> _About this task_
Leaving the pictures aside, repeat each line below exactly.

Dataset rows for apps and sites
::::::::::

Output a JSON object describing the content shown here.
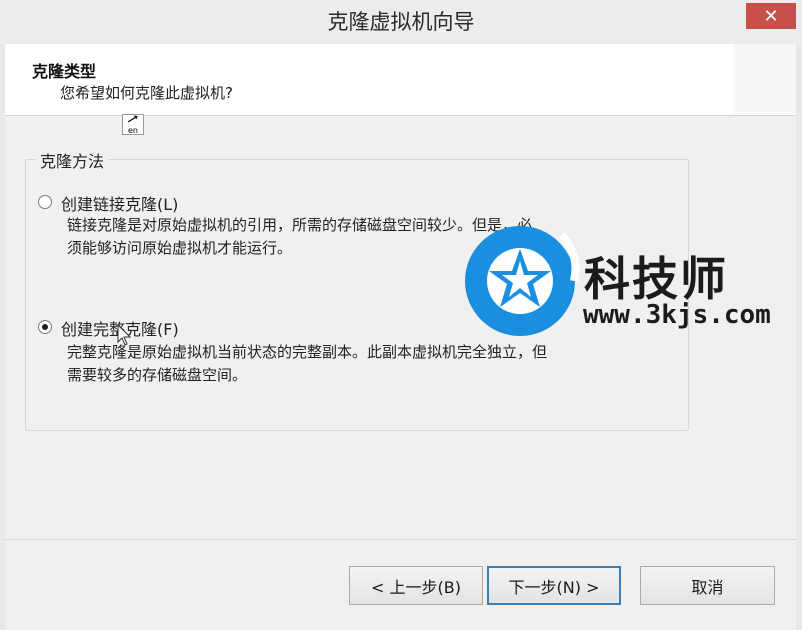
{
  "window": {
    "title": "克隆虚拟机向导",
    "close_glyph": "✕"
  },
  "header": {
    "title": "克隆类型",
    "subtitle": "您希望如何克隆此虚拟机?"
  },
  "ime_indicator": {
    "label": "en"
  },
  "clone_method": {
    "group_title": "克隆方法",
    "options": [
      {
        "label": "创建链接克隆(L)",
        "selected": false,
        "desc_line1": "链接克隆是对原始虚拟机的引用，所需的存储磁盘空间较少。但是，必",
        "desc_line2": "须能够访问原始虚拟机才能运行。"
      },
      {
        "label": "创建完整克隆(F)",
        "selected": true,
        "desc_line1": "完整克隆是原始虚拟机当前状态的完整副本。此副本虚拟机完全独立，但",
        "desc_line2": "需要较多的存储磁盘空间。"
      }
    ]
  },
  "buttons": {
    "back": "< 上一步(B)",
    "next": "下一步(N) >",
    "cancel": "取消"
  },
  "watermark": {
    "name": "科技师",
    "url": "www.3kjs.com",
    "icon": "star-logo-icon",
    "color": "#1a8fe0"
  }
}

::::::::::

> _Exercise output_
Output a JSON object describing the content shown here.
{
  "window": {
    "title": "克隆虚拟机向导",
    "close_glyph": "✕"
  },
  "header": {
    "title": "克隆类型",
    "subtitle": "您希望如何克隆此虚拟机?"
  },
  "ime_indicator": {
    "label": "en"
  },
  "clone_method": {
    "group_title": "克隆方法",
    "options": [
      {
        "label": "创建链接克隆(L)",
        "selected": false,
        "desc_line1": "链接克隆是对原始虚拟机的引用，所需的存储磁盘空间较少。但是，必",
        "desc_line2": "须能够访问原始虚拟机才能运行。"
      },
      {
        "label": "创建完整克隆(F)",
        "selected": true,
        "desc_line1": "完整克隆是原始虚拟机当前状态的完整副本。此副本虚拟机完全独立，但",
        "desc_line2": "需要较多的存储磁盘空间。"
      }
    ]
  },
  "buttons": {
    "back": "< 上一步(B)",
    "next": "下一步(N) >",
    "cancel": "取消"
  },
  "watermark": {
    "name": "科技师",
    "url": "www.3kjs.com",
    "icon": "star-logo-icon",
    "color": "#1a8fe0"
  }
}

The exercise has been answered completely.